ACTIVITY — Gather all lines with "radius" from the records.

MATERIAL SHOWN —
----------------
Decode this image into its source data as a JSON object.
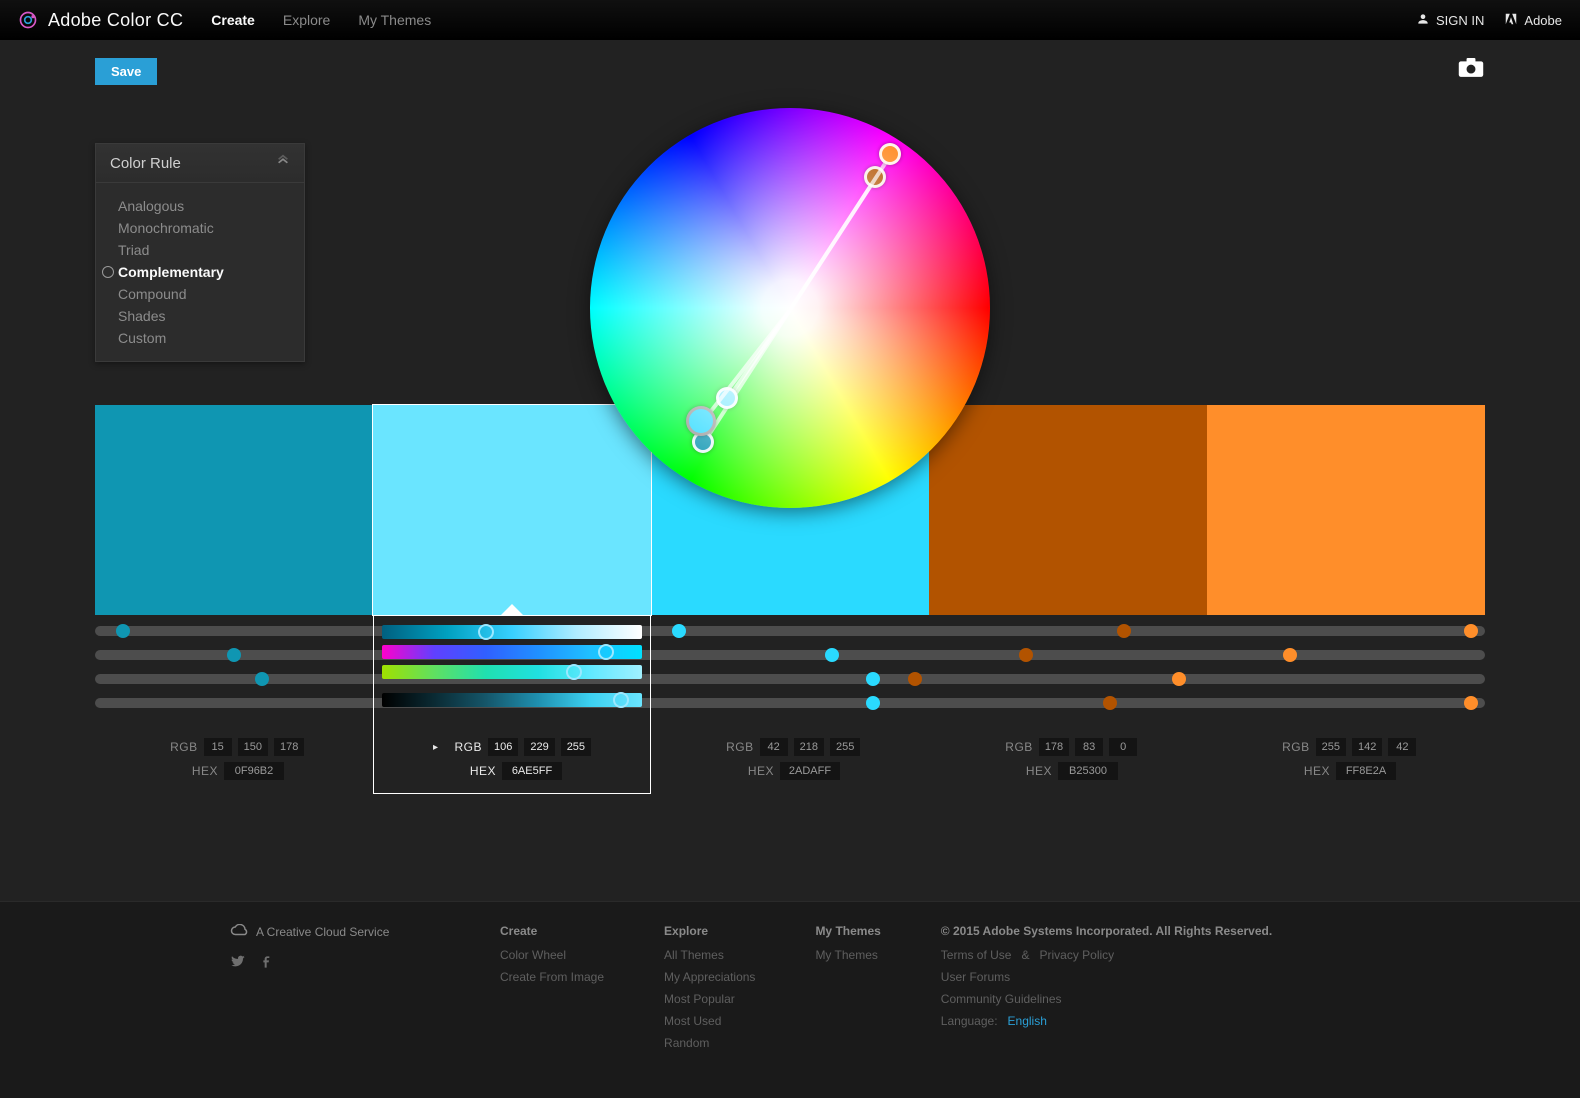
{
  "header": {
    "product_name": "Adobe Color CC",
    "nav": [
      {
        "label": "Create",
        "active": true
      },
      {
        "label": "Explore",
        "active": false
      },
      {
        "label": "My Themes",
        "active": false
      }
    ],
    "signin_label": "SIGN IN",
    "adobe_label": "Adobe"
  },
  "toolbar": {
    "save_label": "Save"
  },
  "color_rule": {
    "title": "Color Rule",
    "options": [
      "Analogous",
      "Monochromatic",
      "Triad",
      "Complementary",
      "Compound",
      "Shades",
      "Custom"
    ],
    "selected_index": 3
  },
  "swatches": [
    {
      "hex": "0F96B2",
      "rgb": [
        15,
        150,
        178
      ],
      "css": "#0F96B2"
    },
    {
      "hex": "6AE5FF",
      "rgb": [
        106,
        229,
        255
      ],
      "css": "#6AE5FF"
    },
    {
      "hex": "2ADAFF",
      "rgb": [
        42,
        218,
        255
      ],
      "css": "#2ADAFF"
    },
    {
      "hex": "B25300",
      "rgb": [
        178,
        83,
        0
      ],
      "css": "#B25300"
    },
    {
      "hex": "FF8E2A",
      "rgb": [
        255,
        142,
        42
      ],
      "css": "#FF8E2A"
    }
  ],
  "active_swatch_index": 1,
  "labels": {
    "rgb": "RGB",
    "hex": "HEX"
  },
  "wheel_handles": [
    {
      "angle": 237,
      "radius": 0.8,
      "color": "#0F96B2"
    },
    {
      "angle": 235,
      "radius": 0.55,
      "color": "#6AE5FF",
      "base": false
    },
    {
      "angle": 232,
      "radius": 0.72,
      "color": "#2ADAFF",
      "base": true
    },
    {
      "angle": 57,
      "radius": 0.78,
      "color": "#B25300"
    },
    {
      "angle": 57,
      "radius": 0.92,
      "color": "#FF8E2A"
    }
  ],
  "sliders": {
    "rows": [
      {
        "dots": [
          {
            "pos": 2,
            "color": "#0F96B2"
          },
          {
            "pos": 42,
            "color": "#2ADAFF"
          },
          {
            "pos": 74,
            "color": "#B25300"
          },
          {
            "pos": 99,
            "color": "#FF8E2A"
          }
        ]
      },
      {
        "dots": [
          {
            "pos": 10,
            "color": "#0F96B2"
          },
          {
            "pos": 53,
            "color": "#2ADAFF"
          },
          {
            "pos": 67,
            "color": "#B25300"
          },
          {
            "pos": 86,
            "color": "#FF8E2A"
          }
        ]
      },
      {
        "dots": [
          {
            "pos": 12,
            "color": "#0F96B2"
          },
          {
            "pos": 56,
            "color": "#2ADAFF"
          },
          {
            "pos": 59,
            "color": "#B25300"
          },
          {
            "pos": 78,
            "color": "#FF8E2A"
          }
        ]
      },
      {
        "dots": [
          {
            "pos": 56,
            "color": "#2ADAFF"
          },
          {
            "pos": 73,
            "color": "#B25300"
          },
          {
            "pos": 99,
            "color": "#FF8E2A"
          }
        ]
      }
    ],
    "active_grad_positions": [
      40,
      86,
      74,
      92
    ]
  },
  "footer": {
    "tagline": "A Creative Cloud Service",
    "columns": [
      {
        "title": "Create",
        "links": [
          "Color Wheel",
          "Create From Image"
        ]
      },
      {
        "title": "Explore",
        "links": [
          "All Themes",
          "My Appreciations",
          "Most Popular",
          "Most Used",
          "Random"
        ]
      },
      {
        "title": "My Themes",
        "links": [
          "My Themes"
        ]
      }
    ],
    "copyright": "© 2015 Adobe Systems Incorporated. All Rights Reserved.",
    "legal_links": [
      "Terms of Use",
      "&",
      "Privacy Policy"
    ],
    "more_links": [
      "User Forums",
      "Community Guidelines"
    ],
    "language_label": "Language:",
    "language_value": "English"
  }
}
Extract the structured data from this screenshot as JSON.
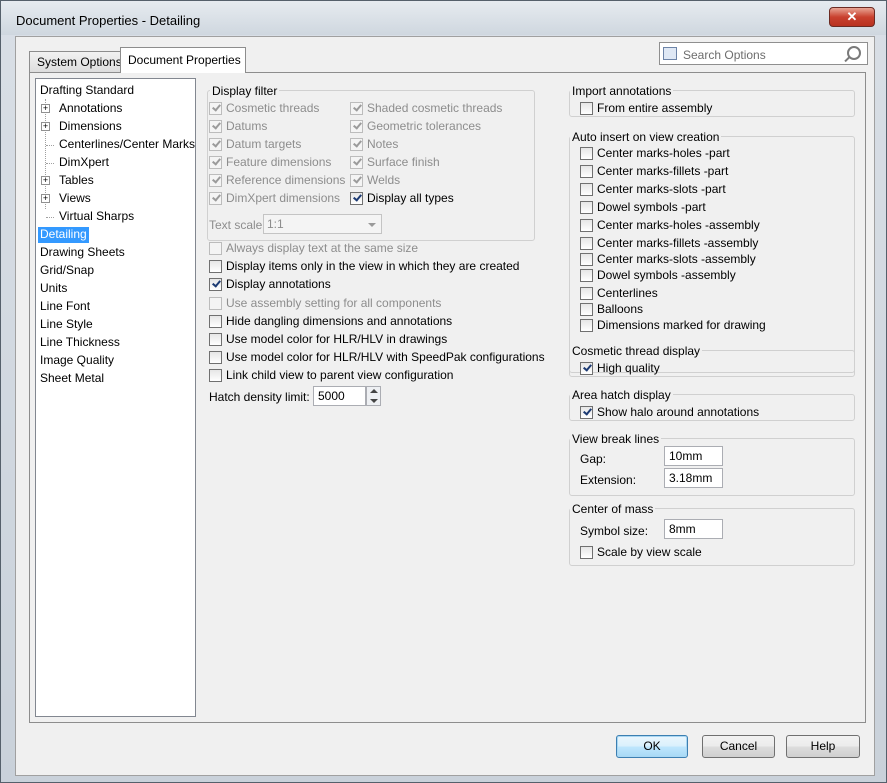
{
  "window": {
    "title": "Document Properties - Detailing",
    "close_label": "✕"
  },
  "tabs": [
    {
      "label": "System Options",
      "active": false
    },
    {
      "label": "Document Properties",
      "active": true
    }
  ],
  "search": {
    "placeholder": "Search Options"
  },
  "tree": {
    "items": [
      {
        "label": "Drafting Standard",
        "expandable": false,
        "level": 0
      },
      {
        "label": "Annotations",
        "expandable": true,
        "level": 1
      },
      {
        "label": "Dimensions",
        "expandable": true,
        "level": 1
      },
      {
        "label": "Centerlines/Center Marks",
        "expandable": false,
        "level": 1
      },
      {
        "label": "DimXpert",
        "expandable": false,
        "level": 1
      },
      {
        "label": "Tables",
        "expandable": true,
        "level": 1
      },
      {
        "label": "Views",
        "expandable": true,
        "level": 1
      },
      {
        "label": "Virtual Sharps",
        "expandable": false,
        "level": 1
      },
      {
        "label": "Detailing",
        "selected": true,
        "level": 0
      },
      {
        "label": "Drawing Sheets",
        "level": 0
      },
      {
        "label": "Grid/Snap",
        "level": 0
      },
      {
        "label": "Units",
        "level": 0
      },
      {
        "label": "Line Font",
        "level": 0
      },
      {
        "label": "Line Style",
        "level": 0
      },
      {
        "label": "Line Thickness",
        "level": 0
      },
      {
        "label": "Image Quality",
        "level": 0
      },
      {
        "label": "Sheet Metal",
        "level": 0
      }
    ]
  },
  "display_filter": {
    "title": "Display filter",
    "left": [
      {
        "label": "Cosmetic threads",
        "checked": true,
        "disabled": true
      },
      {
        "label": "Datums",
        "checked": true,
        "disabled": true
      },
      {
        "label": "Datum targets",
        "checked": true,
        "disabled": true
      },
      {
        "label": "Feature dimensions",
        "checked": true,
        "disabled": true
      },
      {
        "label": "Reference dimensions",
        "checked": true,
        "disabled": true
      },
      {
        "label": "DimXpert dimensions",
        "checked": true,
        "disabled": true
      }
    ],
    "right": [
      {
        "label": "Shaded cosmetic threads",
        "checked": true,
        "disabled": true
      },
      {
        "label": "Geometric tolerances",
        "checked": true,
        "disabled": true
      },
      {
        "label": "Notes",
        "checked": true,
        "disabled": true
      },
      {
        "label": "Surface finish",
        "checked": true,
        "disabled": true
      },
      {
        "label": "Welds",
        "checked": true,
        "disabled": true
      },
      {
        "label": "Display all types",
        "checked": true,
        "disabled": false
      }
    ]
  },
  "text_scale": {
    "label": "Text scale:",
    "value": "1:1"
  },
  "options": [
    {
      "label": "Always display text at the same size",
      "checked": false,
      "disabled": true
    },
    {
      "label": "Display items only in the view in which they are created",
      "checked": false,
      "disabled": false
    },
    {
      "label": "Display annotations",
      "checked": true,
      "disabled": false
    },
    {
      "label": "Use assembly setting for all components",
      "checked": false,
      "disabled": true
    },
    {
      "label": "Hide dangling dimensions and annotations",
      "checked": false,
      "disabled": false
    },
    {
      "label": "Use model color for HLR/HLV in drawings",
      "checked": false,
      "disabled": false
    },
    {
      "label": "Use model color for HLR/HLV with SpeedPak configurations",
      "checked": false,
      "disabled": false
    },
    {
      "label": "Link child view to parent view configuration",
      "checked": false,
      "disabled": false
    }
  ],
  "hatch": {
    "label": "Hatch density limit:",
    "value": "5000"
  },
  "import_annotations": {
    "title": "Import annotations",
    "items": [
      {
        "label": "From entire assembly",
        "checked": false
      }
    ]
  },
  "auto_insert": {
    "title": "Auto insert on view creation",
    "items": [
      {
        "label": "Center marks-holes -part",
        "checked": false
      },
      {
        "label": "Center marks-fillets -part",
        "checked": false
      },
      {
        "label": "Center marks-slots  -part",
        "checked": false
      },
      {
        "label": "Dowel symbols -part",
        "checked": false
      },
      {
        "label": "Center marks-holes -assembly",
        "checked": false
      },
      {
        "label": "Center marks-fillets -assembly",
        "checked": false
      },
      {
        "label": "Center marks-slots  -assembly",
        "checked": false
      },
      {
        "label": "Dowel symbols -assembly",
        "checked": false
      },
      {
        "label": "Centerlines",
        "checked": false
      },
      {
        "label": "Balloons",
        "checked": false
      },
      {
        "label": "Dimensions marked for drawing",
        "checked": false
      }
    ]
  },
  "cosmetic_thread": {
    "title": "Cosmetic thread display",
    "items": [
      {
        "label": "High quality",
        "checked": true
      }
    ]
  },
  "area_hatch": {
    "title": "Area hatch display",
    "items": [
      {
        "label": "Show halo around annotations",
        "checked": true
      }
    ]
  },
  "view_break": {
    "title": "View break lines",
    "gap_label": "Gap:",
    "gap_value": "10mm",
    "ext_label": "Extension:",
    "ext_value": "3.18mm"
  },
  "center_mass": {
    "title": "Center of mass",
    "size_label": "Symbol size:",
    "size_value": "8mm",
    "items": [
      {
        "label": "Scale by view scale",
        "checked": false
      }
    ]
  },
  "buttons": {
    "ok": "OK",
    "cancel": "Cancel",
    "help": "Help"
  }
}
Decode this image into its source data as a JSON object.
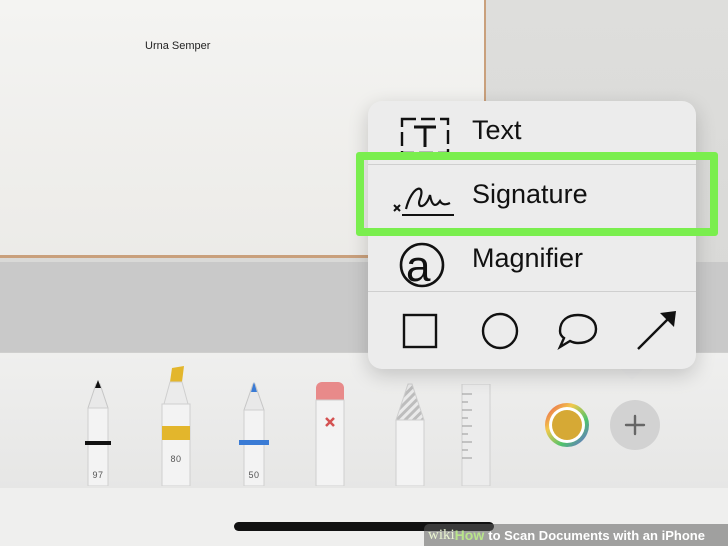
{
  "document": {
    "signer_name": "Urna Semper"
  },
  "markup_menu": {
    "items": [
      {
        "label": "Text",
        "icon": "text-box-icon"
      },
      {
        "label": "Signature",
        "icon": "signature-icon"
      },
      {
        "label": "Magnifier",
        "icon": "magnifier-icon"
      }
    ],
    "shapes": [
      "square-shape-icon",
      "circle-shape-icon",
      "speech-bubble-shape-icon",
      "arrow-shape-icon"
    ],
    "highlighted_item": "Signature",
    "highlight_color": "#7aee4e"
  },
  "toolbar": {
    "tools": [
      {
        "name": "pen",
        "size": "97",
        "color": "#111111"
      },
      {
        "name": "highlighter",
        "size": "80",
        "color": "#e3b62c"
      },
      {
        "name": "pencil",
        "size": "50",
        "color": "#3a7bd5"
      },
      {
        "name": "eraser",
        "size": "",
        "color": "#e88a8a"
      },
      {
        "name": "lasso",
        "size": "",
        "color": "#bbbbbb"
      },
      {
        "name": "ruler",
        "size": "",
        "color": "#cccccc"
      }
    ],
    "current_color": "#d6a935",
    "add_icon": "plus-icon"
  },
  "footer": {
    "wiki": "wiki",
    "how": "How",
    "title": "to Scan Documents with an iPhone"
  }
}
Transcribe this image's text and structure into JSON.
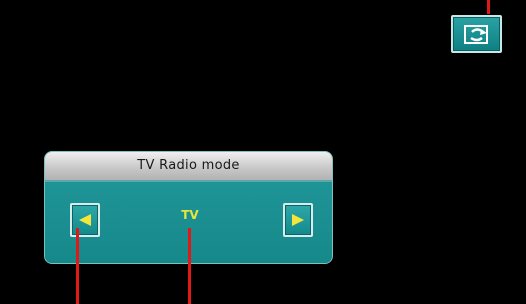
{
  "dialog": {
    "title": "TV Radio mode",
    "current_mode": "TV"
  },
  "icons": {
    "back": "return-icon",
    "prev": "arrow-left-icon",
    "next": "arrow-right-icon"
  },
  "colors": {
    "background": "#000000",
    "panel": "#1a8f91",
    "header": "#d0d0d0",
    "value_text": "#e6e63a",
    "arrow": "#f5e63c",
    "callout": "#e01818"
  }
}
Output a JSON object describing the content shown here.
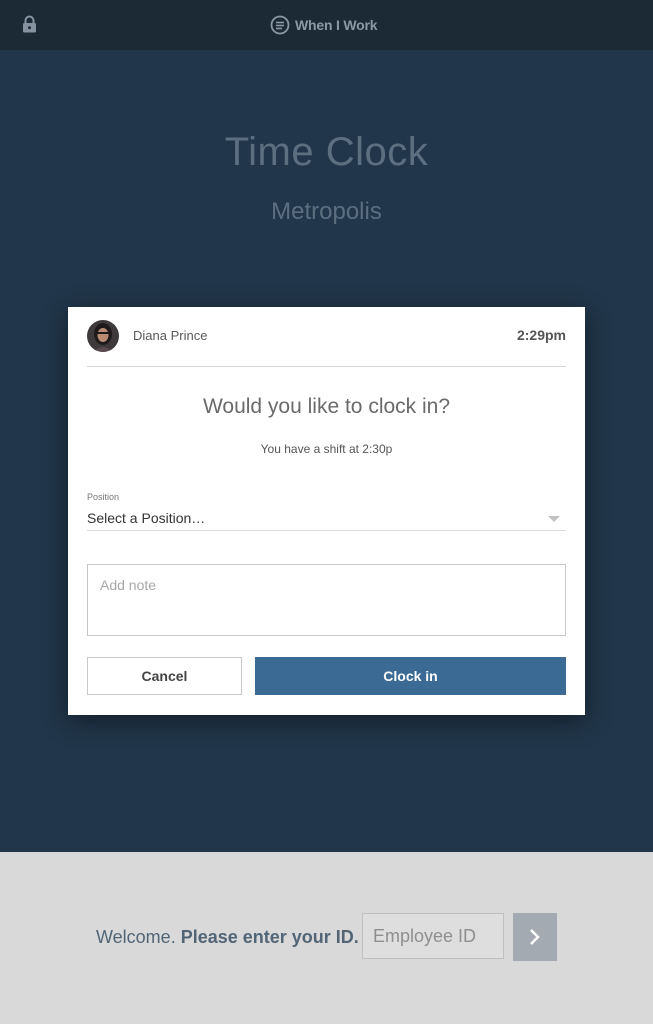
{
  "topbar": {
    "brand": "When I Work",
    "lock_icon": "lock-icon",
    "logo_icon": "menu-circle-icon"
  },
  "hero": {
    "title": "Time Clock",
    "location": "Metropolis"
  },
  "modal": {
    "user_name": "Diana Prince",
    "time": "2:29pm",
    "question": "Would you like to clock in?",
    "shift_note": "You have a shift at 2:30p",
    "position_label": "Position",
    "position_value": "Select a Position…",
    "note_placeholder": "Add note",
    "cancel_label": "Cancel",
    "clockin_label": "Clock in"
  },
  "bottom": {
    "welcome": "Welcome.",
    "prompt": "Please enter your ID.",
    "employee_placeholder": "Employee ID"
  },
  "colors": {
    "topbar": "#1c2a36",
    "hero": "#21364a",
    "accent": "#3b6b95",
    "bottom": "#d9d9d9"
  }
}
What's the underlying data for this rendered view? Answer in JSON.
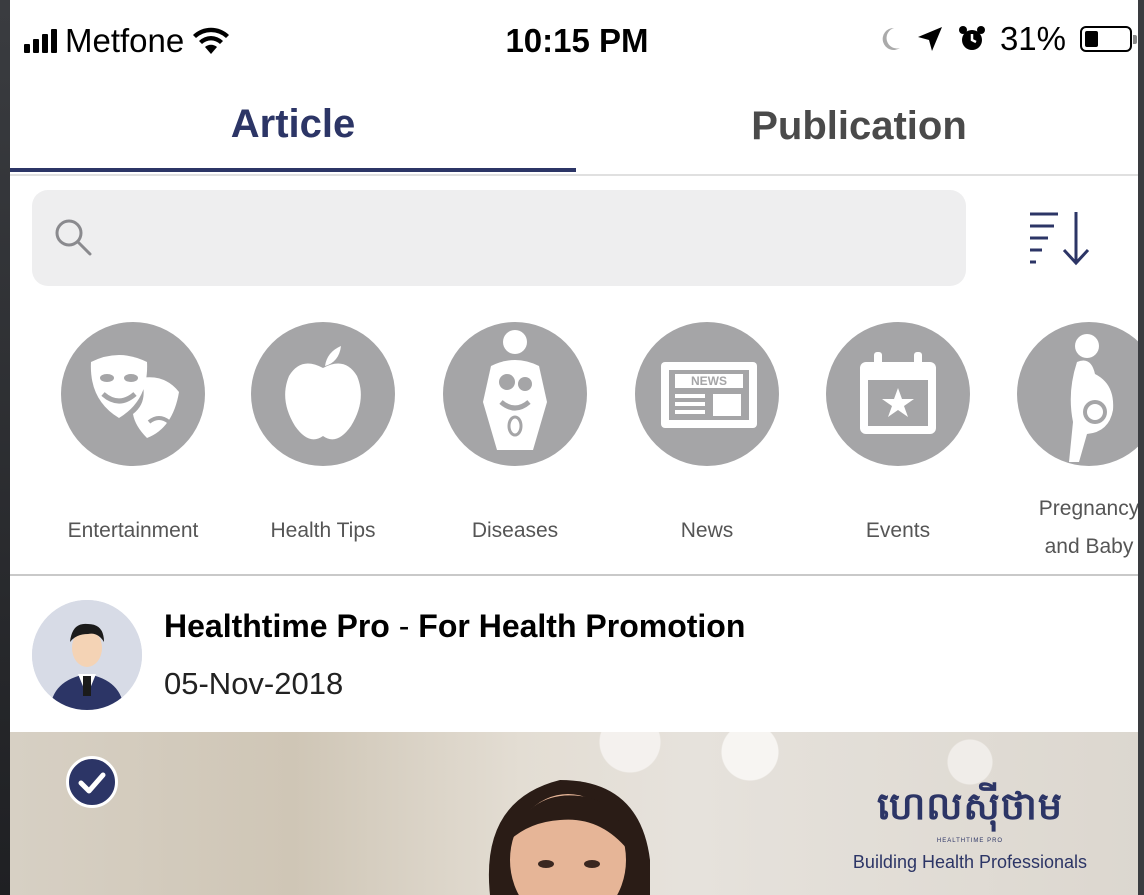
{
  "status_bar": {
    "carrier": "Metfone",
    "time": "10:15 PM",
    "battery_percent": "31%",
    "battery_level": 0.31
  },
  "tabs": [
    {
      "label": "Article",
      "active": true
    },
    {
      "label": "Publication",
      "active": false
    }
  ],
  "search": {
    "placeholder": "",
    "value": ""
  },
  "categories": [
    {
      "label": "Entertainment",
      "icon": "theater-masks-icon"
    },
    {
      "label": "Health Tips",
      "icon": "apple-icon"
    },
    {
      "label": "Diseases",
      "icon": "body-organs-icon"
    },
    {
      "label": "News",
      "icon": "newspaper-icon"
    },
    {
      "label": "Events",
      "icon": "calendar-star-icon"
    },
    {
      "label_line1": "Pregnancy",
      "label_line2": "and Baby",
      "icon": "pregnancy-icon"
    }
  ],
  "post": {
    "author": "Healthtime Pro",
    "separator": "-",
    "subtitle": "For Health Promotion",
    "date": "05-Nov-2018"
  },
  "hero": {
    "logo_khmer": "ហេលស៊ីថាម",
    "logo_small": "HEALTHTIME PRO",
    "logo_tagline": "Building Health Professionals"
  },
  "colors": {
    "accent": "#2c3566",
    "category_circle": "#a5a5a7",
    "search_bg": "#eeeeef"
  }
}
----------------
COMPLETED TASK —
      "radius": 0.8,
      "radius": 0.55,
      "radius": 0.72,
      "radius": 0.78,
      "radius": 0.92,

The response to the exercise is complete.